#### [Problem requirements]
Return all the entries exactly, keeping pictures out.

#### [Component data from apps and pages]

________________________

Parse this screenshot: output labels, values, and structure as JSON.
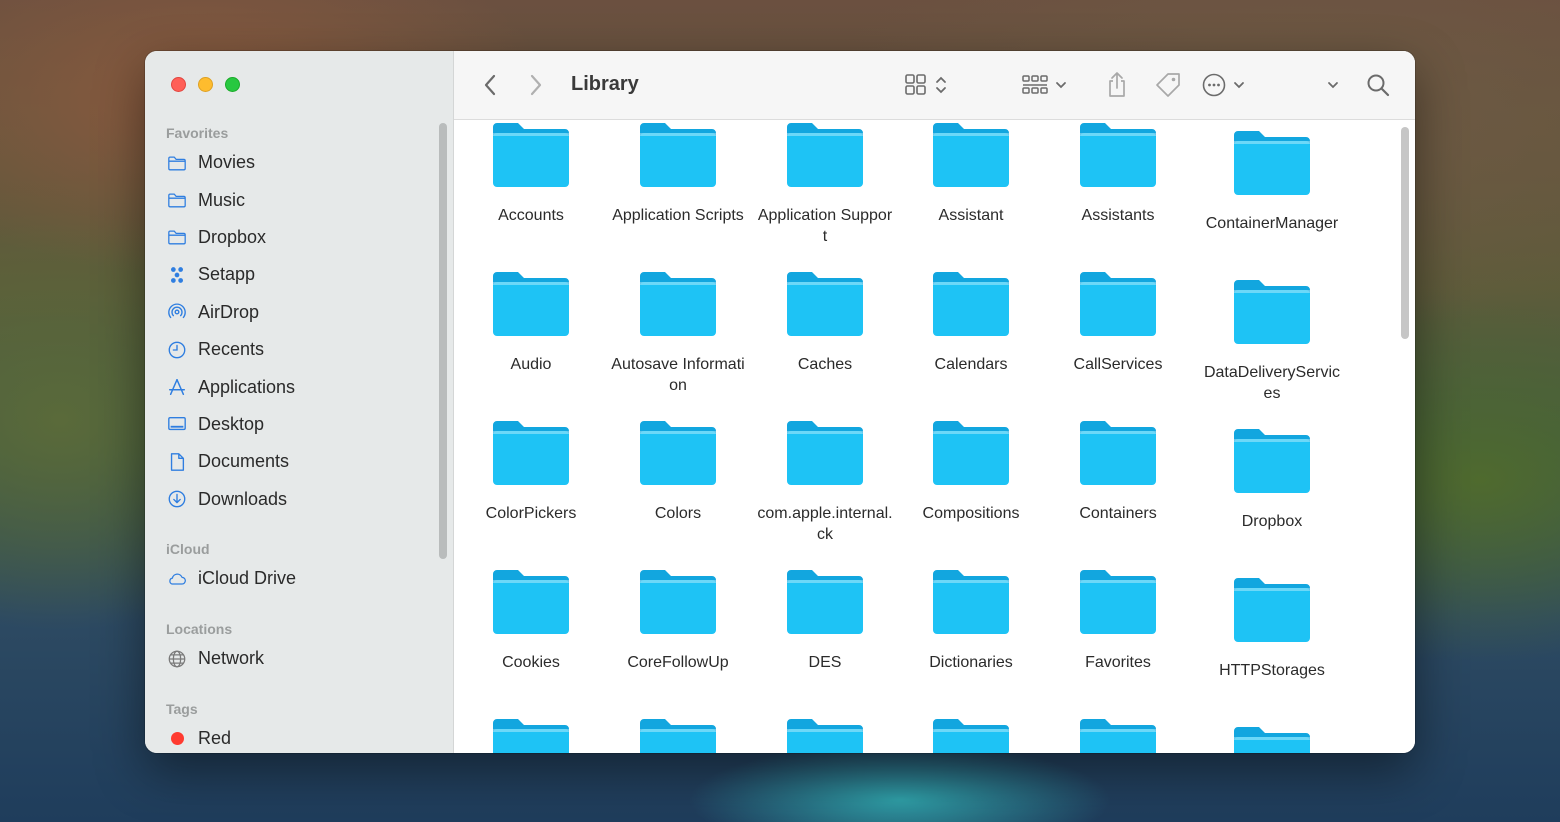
{
  "window": {
    "title": "Library"
  },
  "sidebar": {
    "favorites_heading": "Favorites",
    "favorites": [
      {
        "label": "Movies",
        "icon": "folder-icon"
      },
      {
        "label": "Music",
        "icon": "folder-icon"
      },
      {
        "label": "Dropbox",
        "icon": "folder-icon"
      },
      {
        "label": "Setapp",
        "icon": "setapp-icon"
      },
      {
        "label": "AirDrop",
        "icon": "airdrop-icon"
      },
      {
        "label": "Recents",
        "icon": "clock-icon"
      },
      {
        "label": "Applications",
        "icon": "applications-icon"
      },
      {
        "label": "Desktop",
        "icon": "desktop-icon"
      },
      {
        "label": "Documents",
        "icon": "document-icon"
      },
      {
        "label": "Downloads",
        "icon": "download-icon"
      }
    ],
    "icloud_heading": "iCloud",
    "icloud": [
      {
        "label": "iCloud Drive",
        "icon": "cloud-icon"
      }
    ],
    "locations_heading": "Locations",
    "locations": [
      {
        "label": "Network",
        "icon": "globe-icon"
      }
    ],
    "tags_heading": "Tags",
    "tags": [
      {
        "label": "Red",
        "color": "#ff3b30"
      }
    ]
  },
  "colors": {
    "accent": "#2f7ee0",
    "folder": "#1ec3f5",
    "folder_tab": "#12a6df"
  },
  "files": [
    [
      "Accounts",
      "Application Scripts",
      "Application Support",
      "Assistant",
      "Assistants",
      "ContainerManager"
    ],
    [
      "Audio",
      "Autosave Information",
      "Caches",
      "Calendars",
      "CallServices",
      "DataDeliveryServices"
    ],
    [
      "ColorPickers",
      "Colors",
      "com.apple.internal.ck",
      "Compositions",
      "Containers",
      "Dropbox"
    ],
    [
      "Cookies",
      "CoreFollowUp",
      "DES",
      "Dictionaries",
      "Favorites",
      "HTTPStorages"
    ]
  ]
}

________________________

#### [Solution for this task]
Parse this screenshot: output labels, values, and structure as JSON.
{
  "window": {
    "title": "Library"
  },
  "sidebar": {
    "favorites_heading": "Favorites",
    "favorites": [
      {
        "label": "Movies",
        "icon": "folder-icon"
      },
      {
        "label": "Music",
        "icon": "folder-icon"
      },
      {
        "label": "Dropbox",
        "icon": "folder-icon"
      },
      {
        "label": "Setapp",
        "icon": "setapp-icon"
      },
      {
        "label": "AirDrop",
        "icon": "airdrop-icon"
      },
      {
        "label": "Recents",
        "icon": "clock-icon"
      },
      {
        "label": "Applications",
        "icon": "applications-icon"
      },
      {
        "label": "Desktop",
        "icon": "desktop-icon"
      },
      {
        "label": "Documents",
        "icon": "document-icon"
      },
      {
        "label": "Downloads",
        "icon": "download-icon"
      }
    ],
    "icloud_heading": "iCloud",
    "icloud": [
      {
        "label": "iCloud Drive",
        "icon": "cloud-icon"
      }
    ],
    "locations_heading": "Locations",
    "locations": [
      {
        "label": "Network",
        "icon": "globe-icon"
      }
    ],
    "tags_heading": "Tags",
    "tags": [
      {
        "label": "Red",
        "color": "#ff3b30"
      }
    ]
  },
  "colors": {
    "accent": "#2f7ee0",
    "folder": "#1ec3f5",
    "folder_tab": "#12a6df"
  },
  "files": [
    [
      "Accounts",
      "Application Scripts",
      "Application Support",
      "Assistant",
      "Assistants",
      "ContainerManager"
    ],
    [
      "Audio",
      "Autosave Information",
      "Caches",
      "Calendars",
      "CallServices",
      "DataDeliveryServices"
    ],
    [
      "ColorPickers",
      "Colors",
      "com.apple.internal.ck",
      "Compositions",
      "Containers",
      "Dropbox"
    ],
    [
      "Cookies",
      "CoreFollowUp",
      "DES",
      "Dictionaries",
      "Favorites",
      "HTTPStorages"
    ]
  ]
}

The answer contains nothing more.